Of course, I always get excited when I see signs of MSU’s partnerships with Detroit, like at the medical centers and the Community Music School. But that’s not all of MSU’s involvement. The university has been working with partners in Detroit for decades to support economic development, advance the arts, transform schools, improve health and sustain the environment.
And Detroit isn’t the only city MSU has partnered with. While we got a lot of attention for helping with the Flint water crisis recently, the school has been working with Flint for more than 100 years.
MSU public health researcher Woody Neighbors is one Spartan who is making a difference in Flint. He’s collaborating with community partners there to empower men to make health a priority. Men live four and a half fewer years on average than women, and it’s six years fewer for black men. To Neighbors, that’s unacceptable and he’s looking for solutions. Check out the video in the MSUTODAY FEATURE: A healthier tomorrow, to learn more about his work.
Rick Sadler, also an MSU public health researcher, is using his mapping expertise to help a farmers market and other local food sources go mobile in Flint later this summer, bringing healthier options closer to those most in need. Check out the MSUTODAY STORY to learn more.

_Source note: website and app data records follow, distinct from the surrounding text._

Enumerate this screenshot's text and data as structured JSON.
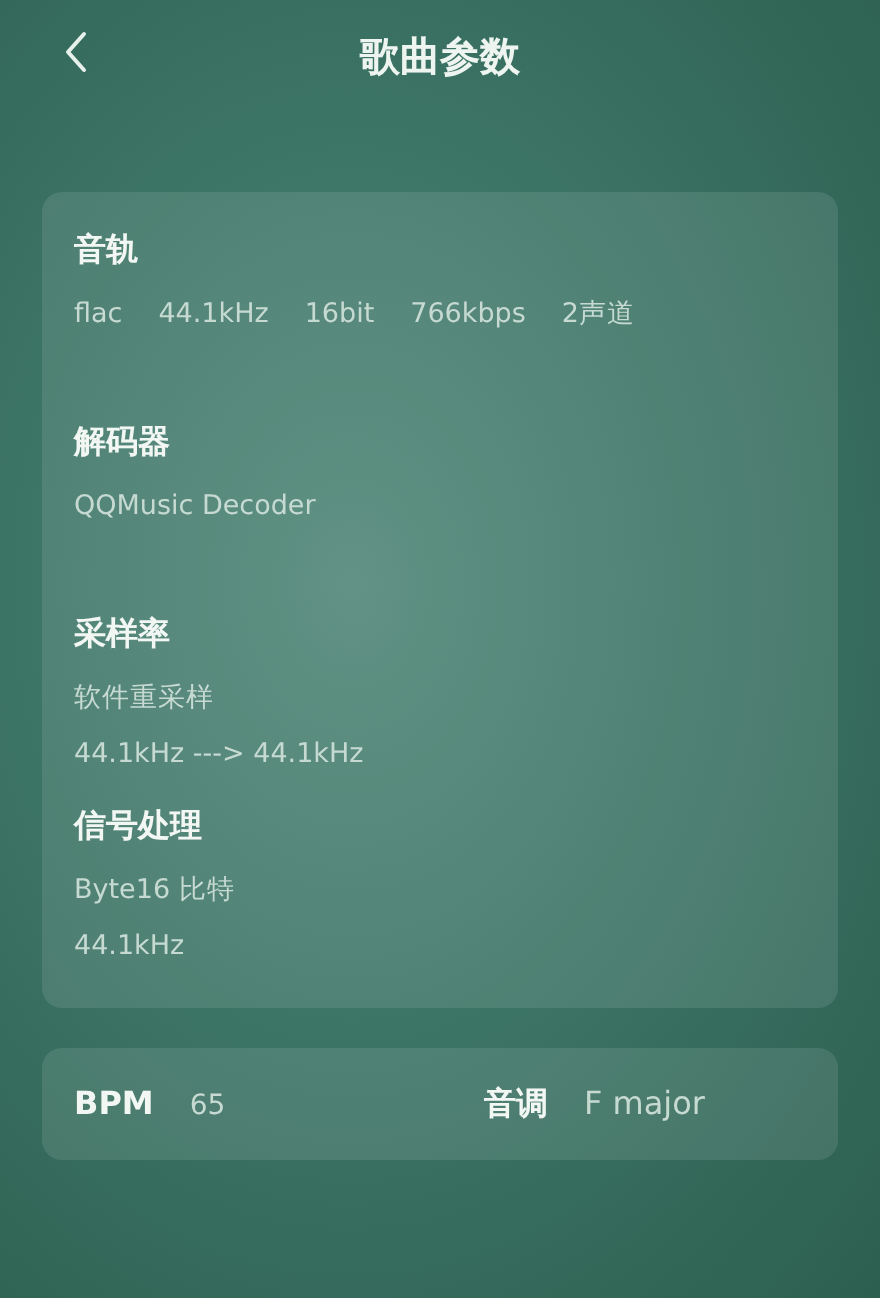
{
  "header": {
    "title": "歌曲参数"
  },
  "sections": [
    {
      "title": "音轨",
      "kind": "inline",
      "values": [
        "flac",
        "44.1kHz",
        "16bit",
        "766kbps",
        "2声道"
      ]
    },
    {
      "title": "解码器",
      "kind": "stacked",
      "values": [
        "QQMusic Decoder"
      ]
    },
    {
      "title": "采样率",
      "kind": "stacked",
      "values": [
        "软件重采样",
        "44.1kHz ---> 44.1kHz"
      ]
    },
    {
      "title": "信号处理",
      "kind": "stacked",
      "values": [
        "Byte16 比特",
        "44.1kHz"
      ]
    }
  ],
  "summary": [
    {
      "label": "BPM",
      "value": "65"
    },
    {
      "label": "音调",
      "value": "F major"
    }
  ]
}
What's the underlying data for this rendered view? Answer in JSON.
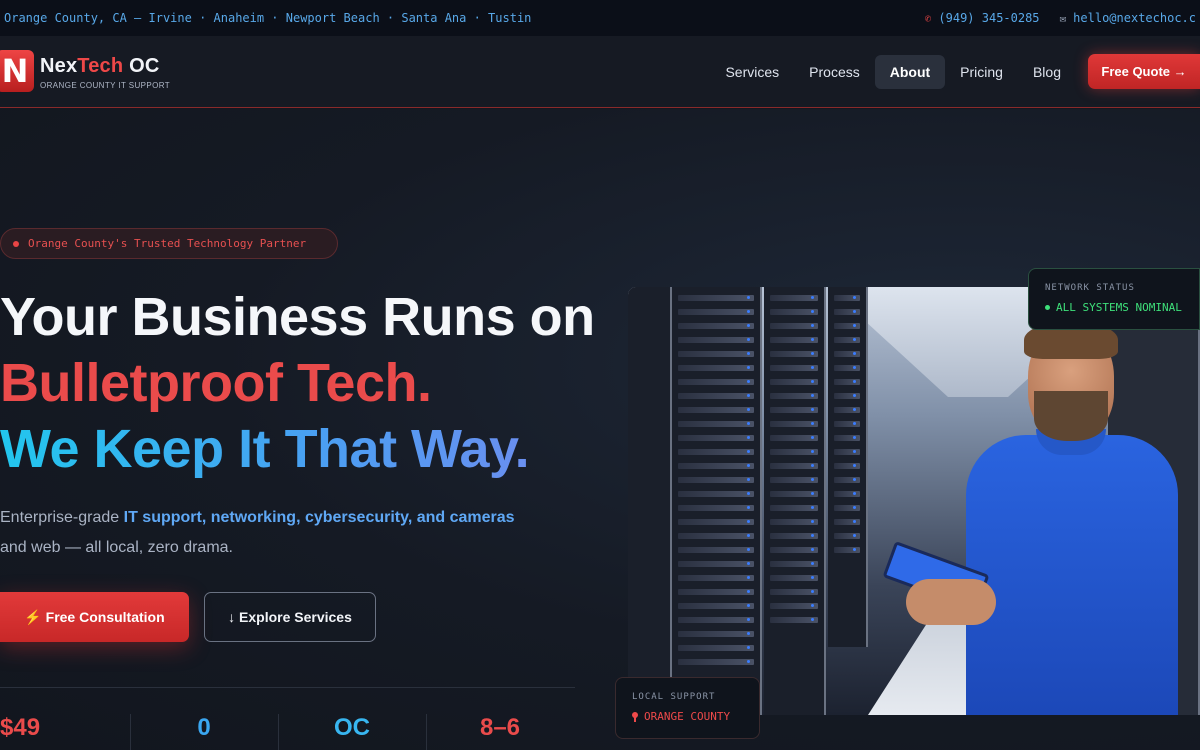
{
  "topbar": {
    "location": "Orange County, CA — Irvine · Anaheim · Newport Beach · Santa Ana · Tustin",
    "phone": "(949) 345-0285",
    "email": "hello@nextechoc.c"
  },
  "brand": {
    "mark": "N",
    "name_white": "Nex",
    "name_red": "Tech",
    "name_suffix": "OC",
    "tagline": "ORANGE COUNTY IT SUPPORT"
  },
  "nav": {
    "items": [
      {
        "label": "Services"
      },
      {
        "label": "Process"
      },
      {
        "label": "About"
      },
      {
        "label": "Pricing"
      },
      {
        "label": "Blog"
      }
    ],
    "active": "About",
    "cta": "Free Quote →"
  },
  "hero": {
    "pill": "Orange County's Trusted Technology Partner",
    "line1": "Your Business Runs on",
    "line2": "Bulletproof Tech.",
    "line3": "We Keep It That Way.",
    "lede_start": "Enterprise-grade ",
    "lede_hl": "IT support, networking, cybersecurity, and cameras",
    "lede_end": "and web — all local, zero drama.",
    "primary_cta": "⚡ Free Consultation",
    "secondary_cta": "↓ Explore Services"
  },
  "stats": [
    "$49",
    "0",
    "OC",
    "8–6"
  ],
  "badges": {
    "network_label": "NETWORK STATUS",
    "network_value": "ALL SYSTEMS NOMINAL",
    "local_label": "LOCAL SUPPORT",
    "local_value": "ORANGE COUNTY"
  },
  "colors": {
    "accent_red": "#e23a3a",
    "accent_blue": "#3aa6f0",
    "status_green": "#3ee07a",
    "background": "#131720"
  }
}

Both Neighbors and Sadler are determined to help the citizens of Flint have healthier, longer lives. Amanda Toler Woodward, an associate professor in the MSU School of Social Work and an expert on aging research, aims to help those lives be full and wonderful, without the ageism that often exists. Read her FACULTY VOICE: We need to talk about aging, to take a quiz that will help you understand aging myths and truths.
Third-year MSU College of Osteopathic Medicine student Jon Benton began helping the citizens of Flint in his junior year of high school when he trained and worked as an emergency medical technician. That experience helped guide him toward a career in medicine and he hopes to return to his community to provide care as a physician after graduation. Read his STUDENT VIEW: Taking medical training back to his roots, to learn more about this dedicated Spartan.
That’s the thing about Spartans — we never stop looking for ways to help communities and the people who live in them. In the grand scheme of life, a power outage is a pretty small inconvenience. There are a lot more challenging problems in the world, but Spartans will always look for the light and find solutions.